Religion and spirituality? Two different things. The comedian lives by Christian values because it’s the most logical way to spend the limited time we get. “I should enjoy it and be part of it and celebrate it and be nice to everyone ‘cause we’re… we’re animals, we need to be loved and lead a decent life.”

It’s true he’s got no patience for organized religion since its purpose is so often someone’s personal gain. “Religious fascism,” the use of religion to manipulate people to do un-Christian things, infuriates him. And for him, the impossibility of a god is “overwhelming. ”

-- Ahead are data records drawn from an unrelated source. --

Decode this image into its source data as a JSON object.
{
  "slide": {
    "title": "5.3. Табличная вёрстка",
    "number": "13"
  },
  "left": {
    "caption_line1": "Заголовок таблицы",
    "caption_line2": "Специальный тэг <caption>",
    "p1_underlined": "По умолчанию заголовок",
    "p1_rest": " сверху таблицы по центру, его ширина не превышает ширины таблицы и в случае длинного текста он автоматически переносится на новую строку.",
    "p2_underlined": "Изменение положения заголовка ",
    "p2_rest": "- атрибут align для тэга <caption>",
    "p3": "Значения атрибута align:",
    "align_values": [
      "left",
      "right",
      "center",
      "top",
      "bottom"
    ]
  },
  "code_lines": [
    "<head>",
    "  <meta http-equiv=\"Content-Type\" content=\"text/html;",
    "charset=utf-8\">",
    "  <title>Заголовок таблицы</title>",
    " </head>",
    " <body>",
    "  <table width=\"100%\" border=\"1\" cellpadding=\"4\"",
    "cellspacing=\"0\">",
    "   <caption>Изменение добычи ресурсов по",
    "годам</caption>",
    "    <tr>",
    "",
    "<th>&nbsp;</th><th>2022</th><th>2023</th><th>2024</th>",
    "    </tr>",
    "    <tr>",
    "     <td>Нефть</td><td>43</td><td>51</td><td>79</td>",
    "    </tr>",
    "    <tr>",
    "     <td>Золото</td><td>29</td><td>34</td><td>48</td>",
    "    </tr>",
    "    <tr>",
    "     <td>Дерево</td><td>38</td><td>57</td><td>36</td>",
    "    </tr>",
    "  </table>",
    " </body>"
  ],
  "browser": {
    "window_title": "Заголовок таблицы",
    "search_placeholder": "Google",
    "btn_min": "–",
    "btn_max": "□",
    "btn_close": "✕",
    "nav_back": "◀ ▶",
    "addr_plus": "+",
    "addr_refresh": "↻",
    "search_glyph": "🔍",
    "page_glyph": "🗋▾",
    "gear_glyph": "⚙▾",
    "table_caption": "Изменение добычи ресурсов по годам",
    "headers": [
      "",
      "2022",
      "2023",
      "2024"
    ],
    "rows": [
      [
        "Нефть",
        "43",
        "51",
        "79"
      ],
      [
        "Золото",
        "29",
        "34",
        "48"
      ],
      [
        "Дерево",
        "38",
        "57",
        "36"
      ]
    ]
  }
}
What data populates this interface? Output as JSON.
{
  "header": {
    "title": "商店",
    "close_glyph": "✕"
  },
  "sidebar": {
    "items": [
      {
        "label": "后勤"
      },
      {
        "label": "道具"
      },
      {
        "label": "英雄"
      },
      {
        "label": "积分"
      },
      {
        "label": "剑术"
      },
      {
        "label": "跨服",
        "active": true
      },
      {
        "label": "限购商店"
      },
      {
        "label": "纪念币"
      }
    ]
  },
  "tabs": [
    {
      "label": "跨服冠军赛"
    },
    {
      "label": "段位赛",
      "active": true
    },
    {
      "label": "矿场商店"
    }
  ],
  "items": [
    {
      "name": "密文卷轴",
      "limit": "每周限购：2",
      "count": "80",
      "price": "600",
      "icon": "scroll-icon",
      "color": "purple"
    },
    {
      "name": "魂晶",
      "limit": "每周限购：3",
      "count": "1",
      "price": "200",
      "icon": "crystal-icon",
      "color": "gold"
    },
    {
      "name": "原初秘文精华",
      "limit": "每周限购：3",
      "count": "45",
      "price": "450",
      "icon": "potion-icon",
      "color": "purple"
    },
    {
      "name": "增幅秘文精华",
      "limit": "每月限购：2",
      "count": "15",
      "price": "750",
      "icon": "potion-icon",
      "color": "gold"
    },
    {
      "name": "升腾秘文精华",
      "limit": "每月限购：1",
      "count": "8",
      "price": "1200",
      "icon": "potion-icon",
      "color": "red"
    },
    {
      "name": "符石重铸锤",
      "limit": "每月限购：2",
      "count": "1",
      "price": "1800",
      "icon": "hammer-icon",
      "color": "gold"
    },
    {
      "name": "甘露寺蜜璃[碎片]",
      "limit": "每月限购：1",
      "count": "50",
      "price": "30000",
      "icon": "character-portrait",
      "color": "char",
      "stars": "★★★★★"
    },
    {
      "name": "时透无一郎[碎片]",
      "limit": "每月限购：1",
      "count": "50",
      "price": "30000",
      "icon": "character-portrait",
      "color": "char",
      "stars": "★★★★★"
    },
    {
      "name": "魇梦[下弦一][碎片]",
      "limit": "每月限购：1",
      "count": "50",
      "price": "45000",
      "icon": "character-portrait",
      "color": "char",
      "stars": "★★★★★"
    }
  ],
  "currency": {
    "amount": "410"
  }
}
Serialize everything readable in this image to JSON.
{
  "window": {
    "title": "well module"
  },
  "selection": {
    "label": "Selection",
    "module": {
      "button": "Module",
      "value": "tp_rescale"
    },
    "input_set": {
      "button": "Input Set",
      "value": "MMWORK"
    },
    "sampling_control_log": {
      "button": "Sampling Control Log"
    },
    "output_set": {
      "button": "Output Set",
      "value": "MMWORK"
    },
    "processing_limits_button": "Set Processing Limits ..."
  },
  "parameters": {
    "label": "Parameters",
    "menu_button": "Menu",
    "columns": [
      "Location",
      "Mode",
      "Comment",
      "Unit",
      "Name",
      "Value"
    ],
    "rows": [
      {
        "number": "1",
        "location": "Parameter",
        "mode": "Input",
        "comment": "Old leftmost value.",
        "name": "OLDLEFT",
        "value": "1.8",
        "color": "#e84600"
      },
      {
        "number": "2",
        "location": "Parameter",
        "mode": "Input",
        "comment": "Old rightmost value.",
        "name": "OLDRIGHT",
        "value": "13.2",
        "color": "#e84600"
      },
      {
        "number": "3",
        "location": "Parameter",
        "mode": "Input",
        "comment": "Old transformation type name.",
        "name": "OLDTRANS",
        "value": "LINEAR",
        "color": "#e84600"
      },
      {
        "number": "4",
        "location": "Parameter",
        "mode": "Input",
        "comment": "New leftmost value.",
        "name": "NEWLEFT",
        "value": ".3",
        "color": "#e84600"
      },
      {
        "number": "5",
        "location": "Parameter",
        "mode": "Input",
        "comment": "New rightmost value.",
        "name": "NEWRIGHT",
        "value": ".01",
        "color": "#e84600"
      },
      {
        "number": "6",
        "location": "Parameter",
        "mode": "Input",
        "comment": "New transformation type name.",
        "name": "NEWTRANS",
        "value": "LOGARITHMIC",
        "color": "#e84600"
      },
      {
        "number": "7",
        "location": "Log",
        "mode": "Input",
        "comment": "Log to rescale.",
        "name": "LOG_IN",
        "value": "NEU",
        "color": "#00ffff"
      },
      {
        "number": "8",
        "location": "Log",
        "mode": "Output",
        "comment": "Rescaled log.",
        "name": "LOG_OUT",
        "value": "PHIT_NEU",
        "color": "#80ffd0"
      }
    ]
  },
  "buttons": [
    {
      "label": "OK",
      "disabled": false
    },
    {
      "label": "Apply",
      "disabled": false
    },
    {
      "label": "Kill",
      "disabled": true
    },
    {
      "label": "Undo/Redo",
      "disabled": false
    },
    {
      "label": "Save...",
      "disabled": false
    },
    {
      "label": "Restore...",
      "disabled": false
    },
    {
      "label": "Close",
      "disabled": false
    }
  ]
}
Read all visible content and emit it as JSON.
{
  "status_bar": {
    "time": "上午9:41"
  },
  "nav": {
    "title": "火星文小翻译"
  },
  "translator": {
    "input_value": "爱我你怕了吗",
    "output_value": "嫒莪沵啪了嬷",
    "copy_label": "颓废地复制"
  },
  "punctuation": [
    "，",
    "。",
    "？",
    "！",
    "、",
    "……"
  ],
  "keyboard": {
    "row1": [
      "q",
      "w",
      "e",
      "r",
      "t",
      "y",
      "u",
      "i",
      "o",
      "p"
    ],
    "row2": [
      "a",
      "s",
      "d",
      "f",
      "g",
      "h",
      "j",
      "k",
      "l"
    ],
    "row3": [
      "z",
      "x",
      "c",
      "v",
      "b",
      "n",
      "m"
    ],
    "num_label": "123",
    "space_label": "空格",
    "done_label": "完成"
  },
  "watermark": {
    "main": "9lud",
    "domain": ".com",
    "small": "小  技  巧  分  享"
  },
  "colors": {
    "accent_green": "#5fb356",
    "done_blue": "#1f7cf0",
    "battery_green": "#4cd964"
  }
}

But, “If you believe in God and that gets you through and it makes you a nicer person, then," he says in the video, "So be it.” It’s probably the sweetest, kindest thing he’s ever said about a lie.

 

Headline image: Mike Coppola